» Task directions
Your output should be the entries below, exact in every detail.
○ ○ ○ ○
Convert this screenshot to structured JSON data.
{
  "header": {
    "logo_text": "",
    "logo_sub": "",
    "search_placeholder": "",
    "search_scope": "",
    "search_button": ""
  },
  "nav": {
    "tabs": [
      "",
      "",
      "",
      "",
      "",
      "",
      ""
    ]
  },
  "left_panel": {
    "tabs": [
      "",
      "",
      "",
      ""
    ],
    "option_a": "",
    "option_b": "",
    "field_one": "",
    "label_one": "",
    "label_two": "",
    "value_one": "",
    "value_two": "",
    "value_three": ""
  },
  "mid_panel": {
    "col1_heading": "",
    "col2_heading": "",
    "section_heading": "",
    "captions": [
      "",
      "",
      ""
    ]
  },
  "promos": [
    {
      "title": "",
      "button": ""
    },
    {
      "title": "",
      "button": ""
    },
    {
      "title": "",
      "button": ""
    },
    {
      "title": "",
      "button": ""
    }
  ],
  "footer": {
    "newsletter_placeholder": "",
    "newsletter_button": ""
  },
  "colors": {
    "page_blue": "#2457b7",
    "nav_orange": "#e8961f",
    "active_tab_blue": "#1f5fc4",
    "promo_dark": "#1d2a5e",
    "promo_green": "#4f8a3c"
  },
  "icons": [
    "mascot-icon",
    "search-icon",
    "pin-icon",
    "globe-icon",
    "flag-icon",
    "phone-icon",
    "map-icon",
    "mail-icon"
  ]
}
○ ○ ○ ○
» Task answer
Convert this screenshot to structured JSON data.
{
  "header": {
    "logo_text": "",
    "logo_sub": "",
    "search_placeholder": "",
    "search_scope": "",
    "search_button": ""
  },
  "nav": {
    "tabs": [
      "",
      "",
      "",
      "",
      "",
      "",
      ""
    ]
  },
  "left_panel": {
    "tabs": [
      "",
      "",
      "",
      ""
    ],
    "option_a": "",
    "option_b": "",
    "field_one": "",
    "label_one": "",
    "label_two": "",
    "value_one": "",
    "value_two": "",
    "value_three": ""
  },
  "mid_panel": {
    "col1_heading": "",
    "col2_heading": "",
    "section_heading": "",
    "captions": [
      "",
      "",
      ""
    ]
  },
  "promos": [
    {
      "title": "",
      "button": ""
    },
    {
      "title": "",
      "button": ""
    },
    {
      "title": "",
      "button": ""
    },
    {
      "title": "",
      "button": ""
    }
  ],
  "footer": {
    "newsletter_placeholder": "",
    "newsletter_button": ""
  },
  "colors": {
    "page_blue": "#2457b7",
    "nav_orange": "#e8961f",
    "active_tab_blue": "#1f5fc4",
    "promo_dark": "#1d2a5e",
    "promo_green": "#4f8a3c"
  },
  "icons": [
    "mascot-icon",
    "search-icon",
    "pin-icon",
    "globe-icon",
    "flag-icon",
    "phone-icon",
    "map-icon",
    "mail-icon"
  ]
}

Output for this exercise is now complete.